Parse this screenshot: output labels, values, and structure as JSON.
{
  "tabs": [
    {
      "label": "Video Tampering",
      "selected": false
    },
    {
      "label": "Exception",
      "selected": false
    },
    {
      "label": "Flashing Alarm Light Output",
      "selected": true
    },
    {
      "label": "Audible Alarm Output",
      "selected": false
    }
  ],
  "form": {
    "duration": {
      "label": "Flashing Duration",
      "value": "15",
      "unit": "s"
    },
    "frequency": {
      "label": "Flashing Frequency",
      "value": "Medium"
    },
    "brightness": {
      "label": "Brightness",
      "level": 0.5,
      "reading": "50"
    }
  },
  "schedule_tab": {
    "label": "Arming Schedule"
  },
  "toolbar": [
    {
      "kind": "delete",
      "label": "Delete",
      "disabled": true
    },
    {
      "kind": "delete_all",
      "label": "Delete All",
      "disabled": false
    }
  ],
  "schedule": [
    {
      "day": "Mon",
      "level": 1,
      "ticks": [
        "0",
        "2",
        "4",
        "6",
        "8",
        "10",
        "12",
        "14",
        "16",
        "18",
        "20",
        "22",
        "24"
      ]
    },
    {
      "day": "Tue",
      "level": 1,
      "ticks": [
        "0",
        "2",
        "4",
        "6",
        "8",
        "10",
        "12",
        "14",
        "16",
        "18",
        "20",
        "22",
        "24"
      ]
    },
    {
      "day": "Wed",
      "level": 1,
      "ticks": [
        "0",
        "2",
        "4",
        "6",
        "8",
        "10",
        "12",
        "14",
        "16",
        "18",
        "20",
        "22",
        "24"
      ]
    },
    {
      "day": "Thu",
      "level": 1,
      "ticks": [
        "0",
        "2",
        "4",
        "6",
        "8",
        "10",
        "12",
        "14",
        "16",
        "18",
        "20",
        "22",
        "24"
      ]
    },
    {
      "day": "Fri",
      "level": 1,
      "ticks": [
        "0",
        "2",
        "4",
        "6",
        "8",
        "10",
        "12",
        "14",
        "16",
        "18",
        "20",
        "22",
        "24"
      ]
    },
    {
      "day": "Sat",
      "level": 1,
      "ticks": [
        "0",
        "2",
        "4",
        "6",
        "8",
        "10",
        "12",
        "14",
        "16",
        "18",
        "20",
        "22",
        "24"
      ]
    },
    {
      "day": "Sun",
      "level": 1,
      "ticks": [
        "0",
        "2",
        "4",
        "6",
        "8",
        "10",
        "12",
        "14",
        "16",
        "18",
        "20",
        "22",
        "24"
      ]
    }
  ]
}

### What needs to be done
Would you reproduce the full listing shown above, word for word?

### Task response
Parse this screenshot: output labels, values, and structure as JSON.
{
  "tabs": [
    {
      "label": "Video Tampering",
      "selected": false
    },
    {
      "label": "Exception",
      "selected": false
    },
    {
      "label": "Flashing Alarm Light Output",
      "selected": true
    },
    {
      "label": "Audible Alarm Output",
      "selected": false
    }
  ],
  "form": {
    "duration": {
      "label": "Flashing Duration",
      "value": "15",
      "unit": "s"
    },
    "frequency": {
      "label": "Flashing Frequency",
      "value": "Medium"
    },
    "brightness": {
      "label": "Brightness",
      "level": 0.5,
      "reading": "50"
    }
  },
  "schedule_tab": {
    "label": "Arming Schedule"
  },
  "toolbar": [
    {
      "kind": "delete",
      "label": "Delete",
      "disabled": true
    },
    {
      "kind": "delete_all",
      "label": "Delete All",
      "disabled": false
    }
  ],
  "schedule": [
    {
      "day": "Mon",
      "level": 1,
      "ticks": [
        "0",
        "2",
        "4",
        "6",
        "8",
        "10",
        "12",
        "14",
        "16",
        "18",
        "20",
        "22",
        "24"
      ]
    },
    {
      "day": "Tue",
      "level": 1,
      "ticks": [
        "0",
        "2",
        "4",
        "6",
        "8",
        "10",
        "12",
        "14",
        "16",
        "18",
        "20",
        "22",
        "24"
      ]
    },
    {
      "day": "Wed",
      "level": 1,
      "ticks": [
        "0",
        "2",
        "4",
        "6",
        "8",
        "10",
        "12",
        "14",
        "16",
        "18",
        "20",
        "22",
        "24"
      ]
    },
    {
      "day": "Thu",
      "level": 1,
      "ticks": [
        "0",
        "2",
        "4",
        "6",
        "8",
        "10",
        "12",
        "14",
        "16",
        "18",
        "20",
        "22",
        "24"
      ]
    },
    {
      "day": "Fri",
      "level": 1,
      "ticks": [
        "0",
        "2",
        "4",
        "6",
        "8",
        "10",
        "12",
        "14",
        "16",
        "18",
        "20",
        "22",
        "24"
      ]
    },
    {
      "day": "Sat",
      "level": 1,
      "ticks": [
        "0",
        "2",
        "4",
        "6",
        "8",
        "10",
        "12",
        "14",
        "16",
        "18",
        "20",
        "22",
        "24"
      ]
    },
    {
      "day": "Sun",
      "level": 1,
      "ticks": [
        "0",
        "2",
        "4",
        "6",
        "8",
        "10",
        "12",
        "14",
        "16",
        "18",
        "20",
        "22",
        "24"
      ]
    }
  ]
}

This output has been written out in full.